Add Google Fonts to your Drupal 8 Theme
Adding Google Fonts to your Drupal 8 theme can be a bit more difficult than with Drupal 7. This is an example of how to install a font for every page of your website. Here is the method previously used to install Google Fonts on every page of the theme using Drupal 7: function MYTHEME_preprocess_html(&$variables) { // this function is deprecated in D8 drupal_add_css('//fonts.googleapis.com/css?family=Roboto+Condensed', array('group' => CSS_THEME)); }   But in Drupal 8 it’s completely different – we need to use the libraries method, which is a bit more complicated.

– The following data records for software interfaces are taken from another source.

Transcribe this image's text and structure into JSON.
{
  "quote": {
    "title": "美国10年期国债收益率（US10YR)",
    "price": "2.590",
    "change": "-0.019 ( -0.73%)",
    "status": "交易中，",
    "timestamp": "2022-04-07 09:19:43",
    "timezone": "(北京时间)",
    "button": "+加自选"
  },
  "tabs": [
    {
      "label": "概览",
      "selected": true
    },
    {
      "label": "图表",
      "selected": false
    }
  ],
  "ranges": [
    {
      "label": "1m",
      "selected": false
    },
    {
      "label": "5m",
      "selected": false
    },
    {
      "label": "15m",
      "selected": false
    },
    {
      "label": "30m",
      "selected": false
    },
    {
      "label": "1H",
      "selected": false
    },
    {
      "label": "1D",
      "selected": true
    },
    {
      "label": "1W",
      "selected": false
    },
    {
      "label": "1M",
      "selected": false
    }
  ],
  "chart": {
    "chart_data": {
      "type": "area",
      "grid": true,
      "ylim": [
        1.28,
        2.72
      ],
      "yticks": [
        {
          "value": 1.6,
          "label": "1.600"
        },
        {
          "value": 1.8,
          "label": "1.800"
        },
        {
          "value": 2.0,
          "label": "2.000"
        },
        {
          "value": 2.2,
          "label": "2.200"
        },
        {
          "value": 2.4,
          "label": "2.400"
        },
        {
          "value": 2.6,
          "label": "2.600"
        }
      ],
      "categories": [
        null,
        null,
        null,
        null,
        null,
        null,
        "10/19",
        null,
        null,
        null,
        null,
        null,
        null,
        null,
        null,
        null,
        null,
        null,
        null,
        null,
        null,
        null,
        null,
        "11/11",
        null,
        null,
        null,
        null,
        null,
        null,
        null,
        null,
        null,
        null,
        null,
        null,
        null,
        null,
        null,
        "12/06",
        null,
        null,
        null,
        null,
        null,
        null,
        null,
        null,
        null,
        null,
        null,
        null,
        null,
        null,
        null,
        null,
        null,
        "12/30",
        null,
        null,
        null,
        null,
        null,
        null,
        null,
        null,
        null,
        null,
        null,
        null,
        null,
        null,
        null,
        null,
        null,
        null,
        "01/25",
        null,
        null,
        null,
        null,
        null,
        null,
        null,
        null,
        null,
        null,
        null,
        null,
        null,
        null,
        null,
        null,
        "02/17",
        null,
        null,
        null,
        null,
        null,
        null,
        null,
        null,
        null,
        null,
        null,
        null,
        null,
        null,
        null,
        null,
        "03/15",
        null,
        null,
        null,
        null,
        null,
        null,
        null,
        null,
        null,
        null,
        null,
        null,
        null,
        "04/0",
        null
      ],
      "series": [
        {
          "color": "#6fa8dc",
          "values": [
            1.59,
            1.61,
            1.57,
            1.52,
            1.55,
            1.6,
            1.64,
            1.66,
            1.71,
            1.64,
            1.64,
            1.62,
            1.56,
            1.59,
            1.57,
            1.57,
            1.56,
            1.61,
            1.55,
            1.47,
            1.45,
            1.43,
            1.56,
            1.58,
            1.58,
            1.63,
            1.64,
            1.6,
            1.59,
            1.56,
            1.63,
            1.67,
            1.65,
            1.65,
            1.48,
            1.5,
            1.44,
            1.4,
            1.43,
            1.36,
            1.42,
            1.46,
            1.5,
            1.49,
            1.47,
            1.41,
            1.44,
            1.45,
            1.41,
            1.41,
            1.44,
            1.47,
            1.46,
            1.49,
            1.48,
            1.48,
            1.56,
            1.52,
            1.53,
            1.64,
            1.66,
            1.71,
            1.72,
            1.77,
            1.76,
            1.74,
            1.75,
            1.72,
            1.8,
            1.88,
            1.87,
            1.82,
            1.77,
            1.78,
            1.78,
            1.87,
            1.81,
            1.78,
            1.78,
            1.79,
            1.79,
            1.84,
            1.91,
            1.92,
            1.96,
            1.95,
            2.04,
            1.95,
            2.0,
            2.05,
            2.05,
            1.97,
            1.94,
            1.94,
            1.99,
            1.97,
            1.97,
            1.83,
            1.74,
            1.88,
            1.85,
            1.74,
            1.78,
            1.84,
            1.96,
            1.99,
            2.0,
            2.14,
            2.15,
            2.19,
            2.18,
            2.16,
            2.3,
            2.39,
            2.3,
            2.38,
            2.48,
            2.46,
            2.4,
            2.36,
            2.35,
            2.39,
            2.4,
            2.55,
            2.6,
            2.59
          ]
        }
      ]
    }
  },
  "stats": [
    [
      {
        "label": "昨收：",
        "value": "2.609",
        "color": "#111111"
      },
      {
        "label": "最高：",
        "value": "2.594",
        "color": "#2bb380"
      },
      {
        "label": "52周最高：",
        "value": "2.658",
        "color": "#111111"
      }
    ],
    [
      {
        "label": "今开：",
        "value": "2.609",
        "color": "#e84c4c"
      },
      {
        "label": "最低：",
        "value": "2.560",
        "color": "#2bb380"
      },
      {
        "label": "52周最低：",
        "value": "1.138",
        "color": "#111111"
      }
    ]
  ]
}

First things first, we need to add a library in the last two lines of the theme.info.yml file. Remember that when adding the theme name you need to use all lower case for it to work properly. name: Test description: Test theme type: theme base theme: theme name core: 8.x libraries: - test/fonts   After that, a library file needs to be created – the library is defined as themeName/libraryName in the .info.yml. file. The library file is named themeName.libraries.yml. This file opens with a declaration of libraryName: fonts: license: name: SIL Open Font License, 1.1 url: https://goo.gl/UpQhAK /> css: theme: //fonts.googleapis.com/css?family=Roboto+Condensed: { type: external } css/myStyles.css: {}   The YML file will work even without a license section but it’s a good idea to mention it as well. The font’s URL has the HTTP: removed so that it’s agnostic to secure-or-not connections at runtime. If everything is done properly you should be able to view the adjusted lines of code. All you need to do now is implement the font into your CSS through a rule in the myStyles.css file located in your css folder.   ... Read more
Adrian Ababei / May 10'2016